A peek into the heart of our drivetrain this year. Its our first year to use non-kitbot trannies, and aside from uniqueness - this unorthodox solution had some nice features that tided us over in our design.
Any others out there with a setup quite like this?
That is what it is. I for some reason thought that they were made out of copper, but now that you say brass or bronze it all clicked.
Just to warn you, that these 2 metals are relatively soft. If to much force is exertaded onto them, it will strip the 2 gears.
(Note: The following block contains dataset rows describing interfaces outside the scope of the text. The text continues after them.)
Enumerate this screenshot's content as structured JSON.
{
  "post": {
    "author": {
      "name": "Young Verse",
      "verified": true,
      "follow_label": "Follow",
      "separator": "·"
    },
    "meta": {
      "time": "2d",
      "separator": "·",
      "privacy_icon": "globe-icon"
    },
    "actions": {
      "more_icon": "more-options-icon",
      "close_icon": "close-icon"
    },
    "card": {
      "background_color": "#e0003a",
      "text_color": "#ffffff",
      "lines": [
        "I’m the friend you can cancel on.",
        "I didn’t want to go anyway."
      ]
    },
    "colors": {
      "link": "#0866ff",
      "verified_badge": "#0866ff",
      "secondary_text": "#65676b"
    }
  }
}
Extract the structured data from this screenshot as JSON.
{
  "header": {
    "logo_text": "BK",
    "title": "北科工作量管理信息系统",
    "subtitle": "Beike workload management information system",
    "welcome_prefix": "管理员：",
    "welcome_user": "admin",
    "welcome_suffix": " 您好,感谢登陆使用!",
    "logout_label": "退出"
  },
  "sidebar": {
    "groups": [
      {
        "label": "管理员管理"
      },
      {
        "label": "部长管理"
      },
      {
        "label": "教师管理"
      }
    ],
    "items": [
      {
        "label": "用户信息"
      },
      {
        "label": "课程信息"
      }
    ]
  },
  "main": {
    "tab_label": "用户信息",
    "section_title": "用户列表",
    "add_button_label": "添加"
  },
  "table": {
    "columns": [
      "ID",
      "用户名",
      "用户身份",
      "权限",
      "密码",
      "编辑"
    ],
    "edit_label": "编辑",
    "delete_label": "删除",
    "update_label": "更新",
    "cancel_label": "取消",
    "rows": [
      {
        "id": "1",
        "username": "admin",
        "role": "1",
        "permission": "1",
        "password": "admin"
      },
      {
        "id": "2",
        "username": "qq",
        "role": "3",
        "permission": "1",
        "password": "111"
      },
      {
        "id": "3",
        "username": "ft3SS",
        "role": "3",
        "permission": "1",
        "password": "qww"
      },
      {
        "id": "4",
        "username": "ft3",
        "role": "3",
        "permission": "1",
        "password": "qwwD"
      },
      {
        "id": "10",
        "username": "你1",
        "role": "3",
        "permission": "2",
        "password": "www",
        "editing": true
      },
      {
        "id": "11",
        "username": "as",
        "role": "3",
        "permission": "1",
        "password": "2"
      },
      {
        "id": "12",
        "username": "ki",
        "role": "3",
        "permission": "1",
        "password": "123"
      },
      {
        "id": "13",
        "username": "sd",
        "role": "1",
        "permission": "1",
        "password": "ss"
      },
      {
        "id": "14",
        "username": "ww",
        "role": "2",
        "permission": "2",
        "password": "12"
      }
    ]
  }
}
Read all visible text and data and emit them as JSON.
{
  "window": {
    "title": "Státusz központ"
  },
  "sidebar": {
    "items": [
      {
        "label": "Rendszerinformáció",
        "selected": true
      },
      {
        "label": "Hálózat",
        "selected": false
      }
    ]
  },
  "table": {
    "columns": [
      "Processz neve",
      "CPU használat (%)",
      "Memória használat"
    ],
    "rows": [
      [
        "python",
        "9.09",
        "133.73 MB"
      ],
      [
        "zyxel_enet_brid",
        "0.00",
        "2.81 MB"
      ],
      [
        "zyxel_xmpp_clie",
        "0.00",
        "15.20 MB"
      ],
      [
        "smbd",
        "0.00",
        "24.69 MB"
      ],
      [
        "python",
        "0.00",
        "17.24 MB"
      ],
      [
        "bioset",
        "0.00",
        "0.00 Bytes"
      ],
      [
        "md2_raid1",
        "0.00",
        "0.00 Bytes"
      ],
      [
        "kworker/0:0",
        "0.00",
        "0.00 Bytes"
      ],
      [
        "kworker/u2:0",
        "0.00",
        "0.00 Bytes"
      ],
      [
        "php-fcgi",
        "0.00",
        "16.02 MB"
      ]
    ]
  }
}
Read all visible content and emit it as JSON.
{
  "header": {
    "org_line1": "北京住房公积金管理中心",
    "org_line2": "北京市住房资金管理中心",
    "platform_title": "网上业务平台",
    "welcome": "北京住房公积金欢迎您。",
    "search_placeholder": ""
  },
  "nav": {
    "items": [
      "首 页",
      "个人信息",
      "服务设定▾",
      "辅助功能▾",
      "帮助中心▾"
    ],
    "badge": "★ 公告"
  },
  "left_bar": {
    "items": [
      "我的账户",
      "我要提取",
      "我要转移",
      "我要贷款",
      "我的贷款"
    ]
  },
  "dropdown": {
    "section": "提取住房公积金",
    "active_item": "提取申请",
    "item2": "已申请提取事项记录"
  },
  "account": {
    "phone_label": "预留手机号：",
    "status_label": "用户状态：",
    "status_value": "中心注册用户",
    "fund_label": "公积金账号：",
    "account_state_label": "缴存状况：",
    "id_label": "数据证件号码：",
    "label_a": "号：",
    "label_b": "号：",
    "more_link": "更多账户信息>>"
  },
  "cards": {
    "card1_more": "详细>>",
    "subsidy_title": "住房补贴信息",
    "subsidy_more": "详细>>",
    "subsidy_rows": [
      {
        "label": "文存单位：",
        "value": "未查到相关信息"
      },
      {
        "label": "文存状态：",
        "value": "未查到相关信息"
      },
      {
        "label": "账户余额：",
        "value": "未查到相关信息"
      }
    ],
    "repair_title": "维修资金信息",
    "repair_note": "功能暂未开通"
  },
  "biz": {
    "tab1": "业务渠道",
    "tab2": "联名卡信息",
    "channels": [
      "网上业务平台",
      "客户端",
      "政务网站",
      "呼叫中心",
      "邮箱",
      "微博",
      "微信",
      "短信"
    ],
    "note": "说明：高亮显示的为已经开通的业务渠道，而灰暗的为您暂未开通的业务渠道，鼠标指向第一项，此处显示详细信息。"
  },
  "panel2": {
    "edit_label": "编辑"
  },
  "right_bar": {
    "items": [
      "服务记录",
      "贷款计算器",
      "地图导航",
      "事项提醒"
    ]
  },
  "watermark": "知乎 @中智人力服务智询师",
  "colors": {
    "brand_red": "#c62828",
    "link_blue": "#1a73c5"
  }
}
This is our gearbox for our wings in 2003. However we started noticing severe wear at our first regional. By the time we got to nationals we new that it was pretty well gone. The brass gear that you can be seen (the gear that is cut to only 1/4 of a gear) was completely stripped.
Now i haven’t thought about it in so long, and i don’t know the exact force that was working against the gear, but im pretty sure that it is less than some robot will be pushing against you with.
Hopefully you thought it all out before deciding to do a worm gearbox.
That grease won’t help them if they collide with another robot at high speed… I remember from 2004 and prior about people using the drill motors with their gearboxes, without removing the anti-backdrive pins, and completely destroying the internals during impact with other teams.
I would at the very least look into the fact that there may be a problem down the line, and ways to fix it, if I were them.
As far as worm gears go, its a relatively low reduction. We used a quad-thread worm - which really makes it roughly halfway to a helical gear set. This means it is backdrivable, but is notably more resistant than standard gearing. Also the quads appear to be able to take greater stresses than comparable single or double threaded worm gears, although I don’t particularly know why.
It is a bronze worm gear with a hardened steel worm, as mentioned in previous posts.
I have checked the numbers as best I can and I think they’ll hold up to the abuse that the robot is bound to see, but we’ll be running them in and doing some heavy testing in the next week or so to see how they hold up. The biggest unknown is the shock loading like Cory mentioned, so this will be something we will test for. There is still room for some changes if they don’t seem to be holding up well enough - but for now we’ll just keep those in our back pocket until the need arises.